▶ **Information provided**:
◆ ◆ ◆

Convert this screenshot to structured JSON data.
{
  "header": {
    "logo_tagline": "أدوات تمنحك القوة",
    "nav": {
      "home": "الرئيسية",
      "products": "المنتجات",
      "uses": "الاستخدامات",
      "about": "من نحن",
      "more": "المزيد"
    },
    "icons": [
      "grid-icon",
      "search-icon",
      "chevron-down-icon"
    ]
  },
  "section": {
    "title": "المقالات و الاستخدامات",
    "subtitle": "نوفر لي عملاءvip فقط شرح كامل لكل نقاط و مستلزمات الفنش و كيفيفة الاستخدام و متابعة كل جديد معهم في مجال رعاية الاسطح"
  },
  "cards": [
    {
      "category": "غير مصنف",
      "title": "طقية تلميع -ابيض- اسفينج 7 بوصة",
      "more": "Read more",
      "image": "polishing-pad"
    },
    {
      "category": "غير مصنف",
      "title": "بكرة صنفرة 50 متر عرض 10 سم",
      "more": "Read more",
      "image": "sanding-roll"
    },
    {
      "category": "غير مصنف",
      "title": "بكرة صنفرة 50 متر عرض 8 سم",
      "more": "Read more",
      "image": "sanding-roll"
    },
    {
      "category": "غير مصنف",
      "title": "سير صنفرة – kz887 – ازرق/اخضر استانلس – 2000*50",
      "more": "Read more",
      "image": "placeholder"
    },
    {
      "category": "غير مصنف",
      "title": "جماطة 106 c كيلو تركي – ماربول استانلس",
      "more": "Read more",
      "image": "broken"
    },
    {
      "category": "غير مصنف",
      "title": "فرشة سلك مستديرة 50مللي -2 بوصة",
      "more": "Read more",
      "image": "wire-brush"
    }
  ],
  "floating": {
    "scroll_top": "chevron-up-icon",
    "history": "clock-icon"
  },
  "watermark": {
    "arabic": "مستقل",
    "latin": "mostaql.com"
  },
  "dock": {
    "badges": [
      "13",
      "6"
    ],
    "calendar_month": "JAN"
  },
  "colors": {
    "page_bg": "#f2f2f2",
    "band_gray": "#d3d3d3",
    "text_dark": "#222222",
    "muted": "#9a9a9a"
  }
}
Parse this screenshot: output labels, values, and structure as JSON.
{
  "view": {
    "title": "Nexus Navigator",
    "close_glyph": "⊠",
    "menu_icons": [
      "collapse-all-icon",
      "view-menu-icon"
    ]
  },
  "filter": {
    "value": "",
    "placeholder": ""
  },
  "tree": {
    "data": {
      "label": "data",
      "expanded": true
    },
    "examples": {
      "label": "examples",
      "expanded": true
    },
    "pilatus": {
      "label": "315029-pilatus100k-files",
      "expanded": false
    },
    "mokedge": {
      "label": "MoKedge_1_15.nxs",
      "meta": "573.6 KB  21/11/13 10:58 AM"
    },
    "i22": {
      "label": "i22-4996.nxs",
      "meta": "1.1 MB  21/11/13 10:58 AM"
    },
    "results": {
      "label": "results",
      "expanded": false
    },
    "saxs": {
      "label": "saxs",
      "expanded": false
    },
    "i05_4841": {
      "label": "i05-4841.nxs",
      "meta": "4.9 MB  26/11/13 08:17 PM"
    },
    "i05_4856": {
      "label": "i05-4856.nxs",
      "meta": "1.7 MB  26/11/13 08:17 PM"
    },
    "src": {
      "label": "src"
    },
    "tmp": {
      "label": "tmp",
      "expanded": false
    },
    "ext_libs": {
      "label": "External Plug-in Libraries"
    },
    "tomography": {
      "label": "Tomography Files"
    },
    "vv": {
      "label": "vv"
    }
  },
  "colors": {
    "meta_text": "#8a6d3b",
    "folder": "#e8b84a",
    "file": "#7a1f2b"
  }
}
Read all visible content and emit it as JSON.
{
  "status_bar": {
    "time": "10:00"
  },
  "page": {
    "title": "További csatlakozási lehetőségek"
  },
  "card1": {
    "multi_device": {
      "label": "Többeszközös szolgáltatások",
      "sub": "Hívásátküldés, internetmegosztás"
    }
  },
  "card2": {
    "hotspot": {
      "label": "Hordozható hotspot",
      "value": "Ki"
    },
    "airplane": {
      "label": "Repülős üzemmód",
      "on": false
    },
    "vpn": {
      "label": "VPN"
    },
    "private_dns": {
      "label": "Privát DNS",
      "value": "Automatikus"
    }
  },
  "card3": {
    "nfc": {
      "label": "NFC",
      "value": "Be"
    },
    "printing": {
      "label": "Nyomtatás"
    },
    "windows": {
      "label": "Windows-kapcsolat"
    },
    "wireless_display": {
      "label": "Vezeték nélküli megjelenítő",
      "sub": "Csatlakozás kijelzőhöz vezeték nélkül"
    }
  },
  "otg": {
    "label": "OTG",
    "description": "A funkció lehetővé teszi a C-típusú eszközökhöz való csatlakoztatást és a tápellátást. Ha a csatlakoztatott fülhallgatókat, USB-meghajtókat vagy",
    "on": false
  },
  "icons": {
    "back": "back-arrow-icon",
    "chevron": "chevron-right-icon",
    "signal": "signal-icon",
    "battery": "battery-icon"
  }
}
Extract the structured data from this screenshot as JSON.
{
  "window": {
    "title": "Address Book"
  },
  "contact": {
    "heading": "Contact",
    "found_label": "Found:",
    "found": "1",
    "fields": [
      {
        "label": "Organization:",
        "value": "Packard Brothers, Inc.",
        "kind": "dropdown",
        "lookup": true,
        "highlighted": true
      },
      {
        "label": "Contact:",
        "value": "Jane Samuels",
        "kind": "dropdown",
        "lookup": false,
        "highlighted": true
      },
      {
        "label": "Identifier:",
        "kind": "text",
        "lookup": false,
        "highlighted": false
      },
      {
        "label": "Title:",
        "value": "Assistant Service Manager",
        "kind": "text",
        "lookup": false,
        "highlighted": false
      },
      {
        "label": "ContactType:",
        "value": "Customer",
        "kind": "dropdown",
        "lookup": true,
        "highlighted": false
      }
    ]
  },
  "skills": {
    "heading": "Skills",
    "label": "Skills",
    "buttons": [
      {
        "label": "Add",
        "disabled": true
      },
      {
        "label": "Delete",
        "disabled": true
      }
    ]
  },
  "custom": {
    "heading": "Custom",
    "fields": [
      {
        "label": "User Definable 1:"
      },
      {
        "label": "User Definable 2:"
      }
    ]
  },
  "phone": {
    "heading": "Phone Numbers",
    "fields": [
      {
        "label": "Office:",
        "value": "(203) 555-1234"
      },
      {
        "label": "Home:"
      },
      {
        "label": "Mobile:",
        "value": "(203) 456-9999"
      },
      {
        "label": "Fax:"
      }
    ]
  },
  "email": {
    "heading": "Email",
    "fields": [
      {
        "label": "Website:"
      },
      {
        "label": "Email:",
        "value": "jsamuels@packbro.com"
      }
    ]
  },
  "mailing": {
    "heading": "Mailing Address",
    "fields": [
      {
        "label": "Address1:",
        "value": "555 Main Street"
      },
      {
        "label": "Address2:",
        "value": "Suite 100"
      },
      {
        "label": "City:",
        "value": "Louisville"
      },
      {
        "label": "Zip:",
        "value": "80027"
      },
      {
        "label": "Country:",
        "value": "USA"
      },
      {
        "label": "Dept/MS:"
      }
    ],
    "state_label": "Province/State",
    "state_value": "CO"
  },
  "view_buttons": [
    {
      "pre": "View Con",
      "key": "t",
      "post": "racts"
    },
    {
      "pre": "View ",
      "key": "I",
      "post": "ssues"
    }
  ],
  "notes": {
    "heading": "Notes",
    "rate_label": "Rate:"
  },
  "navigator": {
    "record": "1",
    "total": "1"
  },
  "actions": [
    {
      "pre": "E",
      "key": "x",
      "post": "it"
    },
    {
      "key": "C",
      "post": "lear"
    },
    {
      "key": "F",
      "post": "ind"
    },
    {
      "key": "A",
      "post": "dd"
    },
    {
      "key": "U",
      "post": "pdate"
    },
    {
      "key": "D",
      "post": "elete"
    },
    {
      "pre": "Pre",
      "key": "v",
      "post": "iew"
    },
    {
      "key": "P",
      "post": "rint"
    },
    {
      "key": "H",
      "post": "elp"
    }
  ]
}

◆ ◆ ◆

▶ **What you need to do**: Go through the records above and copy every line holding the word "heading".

▶ **Written response**:
    "heading": "Contact",
    "heading": "Skills",
    "heading": "Custom",
    "heading": "Phone Numbers",
    "heading": "Email",
    "heading": "Mailing Address",
    "heading": "Notes",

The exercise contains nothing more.